2. What was your first job?

My first job as a curator was for the Long Beach Museum of Art in Long Beach, California. I was appointed curator in 1979 and started the position in 1980. At this time, we didn’t describe our work as curatorial, it wasn’t used much in the contemporary media art scene.

3. Where did you complete your formal education?

I received an MFA in Exhibition Design, as well as a post-graduate certificate in Museum and Gallery Studies, from the School of Art, California State University Long Beach (CSULB).

4. How did you first get involved with ACM SIGGRAPH?

Artists who were working at the Long Beach Museum of Art’s video studio attended SIGGRAPH in 1982. They returned with amazing stories about the artists they met and raved about ACM SIGGRAPH. I began to research California artists who were using computers for an exhibition I called “The Artist and the Computer’ at the LBMA in 1983. We had no computers, so Frank Dietrich (an artist who at that time lived in Long Beach) suggested that I contact the Los Angeles Chapter of SIGGRAPH to ask for their help.
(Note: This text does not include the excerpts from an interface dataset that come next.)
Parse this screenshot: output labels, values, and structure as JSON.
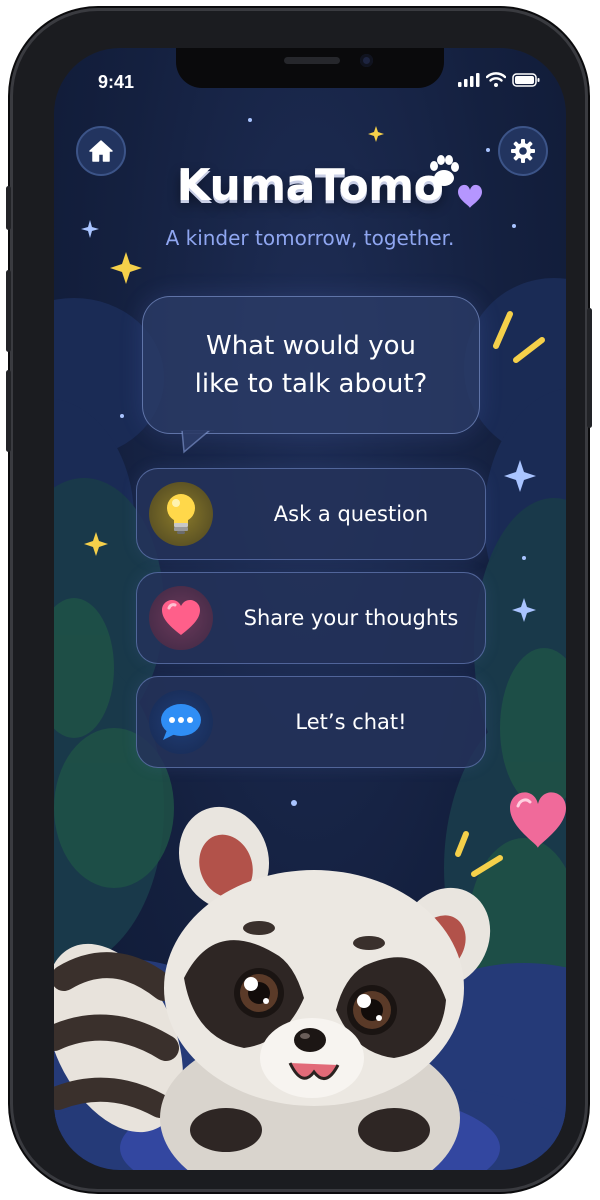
{
  "status_bar": {
    "time": "9:41"
  },
  "header": {
    "home_icon": "home-icon",
    "settings_icon": "gear-icon",
    "logo_text": "KumaTomo",
    "tagline": "A kinder tomorrow, together."
  },
  "prompt": {
    "text": "What would you\nlike to talk about?"
  },
  "options": [
    {
      "label": "Ask a question",
      "icon": "lightbulb-icon"
    },
    {
      "label": "Share your thoughts",
      "icon": "heart-icon"
    },
    {
      "label": "Let’s chat!",
      "icon": "chat-bubble-icon"
    }
  ],
  "mascot": {
    "icon": "raccoon-mascot"
  },
  "colors": {
    "background": "#14203f",
    "accent": "#8fa6f0",
    "sparkle": "#f5d04a",
    "heart": "#f06a9a"
  }
}
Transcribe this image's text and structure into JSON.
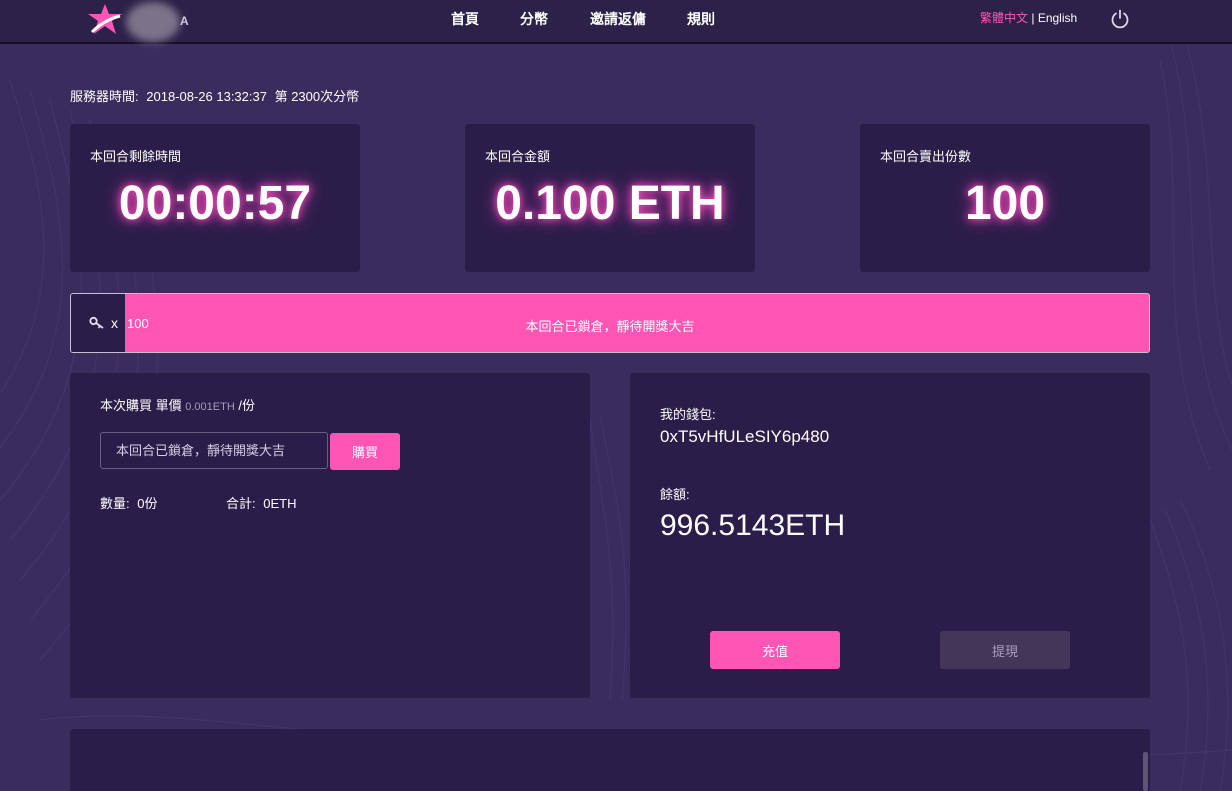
{
  "header": {
    "nav": [
      "首頁",
      "分幣",
      "邀請返傭",
      "規則"
    ],
    "lang_zh": "繁體中文",
    "lang_sep": "|",
    "lang_en": "English",
    "logo_partial": "A"
  },
  "server": {
    "label": "服務器時間:",
    "datetime": "2018-08-26 13:32:37",
    "round": "第 2300次分幣"
  },
  "stats": [
    {
      "label": "本回合剩餘時間",
      "value": "00:00:57"
    },
    {
      "label": "本回合金額",
      "value": "0.100 ETH"
    },
    {
      "label": "本回合賣出份數",
      "value": "100"
    }
  ],
  "progress": {
    "x": "x",
    "count": "100",
    "status": "本回合已鎖倉，靜待開獎大吉"
  },
  "buy": {
    "title": "本次購買 單價",
    "price": "0.001ETH",
    "unit": "/份",
    "placeholder": "本回合已鎖倉，靜待開獎大吉",
    "button": "購買",
    "qty_label": "數量:",
    "qty_value": "0份",
    "total_label": "合計:",
    "total_value": "0ETH"
  },
  "wallet": {
    "label": "我的錢包:",
    "address": "0xT5vHfULeSIY6p480",
    "balance_label": "餘額:",
    "balance": "996.5143ETH",
    "deposit": "充值",
    "withdraw": "提現"
  },
  "colors": {
    "accent": "#ff55b4",
    "background": "#3a2d5e",
    "card": "#2b1d4a",
    "header": "#2c2148"
  },
  "icons": [
    "star-logo-icon",
    "power-icon",
    "key-icon"
  ]
}
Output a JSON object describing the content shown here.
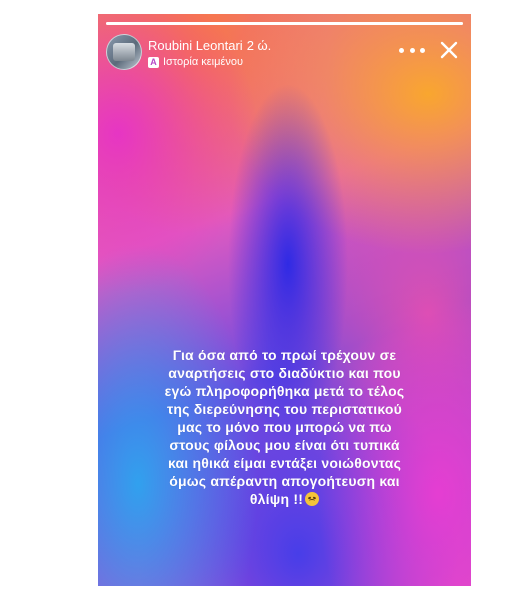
{
  "story": {
    "progress": 1.0,
    "user_name": "Roubini Leontari",
    "time": "2 ώ.",
    "subtitle_icon": "text-story-icon",
    "subtitle_icon_letter": "A",
    "subtitle": "Ιστορία κειμένου",
    "text_lines": [
      "Για όσα από το πρωί τρέχουν σε",
      "αναρτήσεις στο διαδύκτιο  και που",
      "εγώ πληροφορήθηκα μετά το τέλος",
      "της διερεύνησης του περιστατικού",
      "μας το μόνο που μπορώ να πω",
      "στους φίλους μου είναι ότι τυπικά",
      "και ηθικά είμαι εντάξει  νοιώθοντας",
      "όμως απέραντη απογοήτευση και",
      "θλίψη !!"
    ],
    "end_emoji": "disappointed-face-emoji"
  },
  "colors": {
    "text": "#ffffff",
    "gradient_pink": "#e25ac0",
    "gradient_blue": "#3a3ae6",
    "gradient_orange": "#faaa28"
  }
}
Chapter members were amazing, and the exhibition was a huge success, in part because of their generosity.

5. What is your favorite memory of a SIGGRAPH conference?

I was invited to be on the Art Show jury in 1985, on the invitation of Louise Ledeen. SIGGRAPH was in San Francisco that year, and I was really excited to help organize the art show, and meet so many artists, digital programmers at the conference. I have maintained contact with many of these folks throughout the years.

6. Describe a project that you would like to share with the ACM SIGGRAPH community.

My current project with the Digital Arts Community (DAC). It is an online exhibition called ‘Digital Power: Activism, Advocacy and the Influence of Women Online.” The exhibition will be international, cross disciplinary, and inclusive. It will be presented online in Summer 2020. There will be some BOF presentations about it at SIGGRAPH 2020.

7. If you could have dinner with one living or non-living person, who would it be and why?

My favorite dinners have been with women from the FACES community, we often meet up at international events, or when someone travels and puts out a message, ‘anyone here?’ It is always great to meet new women and reconnect with old friends.

8. What is something most people don’t know about you?

I have been sewing since I was 10 years old, and it is something I do to relax. I love creating something unique to wear from a scrap of fabric.

9. From which single individual have you learned the most in your life? What did they teach you?

This is hard, to single out one person is inadequate. So important to me, I have learned most directly from artists, in dialogue with them about their work.

10. Is there someone in particular who has influenced your decision to work with ACM SIGGRAPH?

Hmmm. I have always had a great relationship with ACM SIGGRAPH, and can point back to Frank Dietrich for connecting me to them back in 1982.

11. What can you point to in your career as your proudest moment?

After 40 years, it is difficult to point out a single moment, each decade had high points and was cumulative. In the 1980s, it was important to support and present video and digital art as an art form, including artists video for television. In the 1990s, I moved to Europe and immersed myself in European media and the Soros Centers of Contemporary Art, traveling frequently throughout Central and Eastern Europe in the early days of open borders (attending and planning festivals, projects, & exhibitions); working with artists to develop online artworks, andco-writing popTarts, a multi-Media Column for the Telepolis Online Journal (presented at SIGGRAPH). The most significant project, was to establish the online community for women,with European colleagues in 1997, FACES. This mailing list remains an active online forum for women who work in Media art, around the world.